While curb appeal may start at the street, it's all about the details when upgrading your home's front entry. A beautiful front door (or back patio door) isn't complete without an elegant exterior door set, which offers classic style with modern functionality and safety. Many of our door sets feature a mortise-style lock, providing additional security with quality construction that's made to last.
Before you start browsing door set styles and finishes, it's important to make sure you get the mechanics right for your door set. Whether you're installing a brand new custom door or working with an existing setup, there are several key features to keep in mind when choosing an exterior door set.

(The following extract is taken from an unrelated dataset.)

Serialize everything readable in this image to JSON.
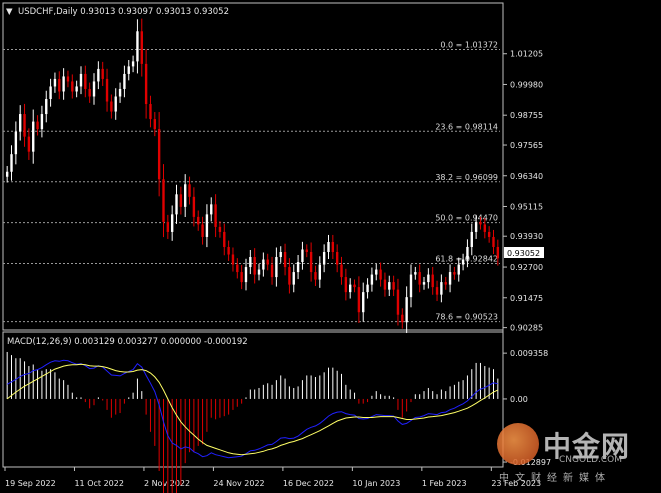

There are two main types of door sets. If you're updating an existing door, you'll need to determine which type is currently there. If you're installing a new door, you'll need to decide which type you prefer since they each require different drilling.
Door Set Types
Mortise: Mortise door sets use one rectangular case (requiring one rectangular drilled opening) that integrates both the latch and lock functions.
Tube Latch: Tube latch door sets have two drilled holes: a higher one for the deadbolt, and a lower one for the tube latch of the door. If you have a door drilled for a tube latch and a 2-3/8" backset, you're better off buying a new door set in that same configuration. Otherwise you'll have to plan on filling and redrilling, and picking a door set that has a backplate to cover any exposed drilled areas.
For doors that need only light security, you can pair one of our interior door sets with a deadbolt.
How to Measure for a Door Set
Picking a door set is about more than just the shape of the drilling—it's also about the spacing from the edge of the door to the center of the drilled area, also known as the backset. Depending on the design of the door and jamb, you may want a deeper backset to allow for better spacing. Our door sets come in 2.375-inch backsets as well as 2.75-inch. See our breakdown of what to measure, using the illustration from above.
1. Backset: Measure from the edge to the center of the drilled knob area; 2.375-inches (2 3/8-inches) is the modern standard.
2. Door Thickness: Measure the thickness of the door while open; The door width determines the type of components your door set is made with.
3. Jamb Thickness: Measure the thickness of your door jamb framed opening; a caliper tool is ideal.
4. Door Direction: Choose whether you need a left- or right-handed door. For a door swinging away from you, if the hinges are on the right, it's a right-handed door. If the hinges are on the left, it's a left-handed door.
The right door set will set the tone for the rest of your home's hardware. We offer a range of finish options for you to choose from for a customized look, plus the option to choose one finish for the exterior, and a different finish for the interior. Make sure you take all the measurements before purchasing, or talk to your installer about your project beforehand for a seamless hardware update.
Shop our door hardware and find the perfect accent for your home.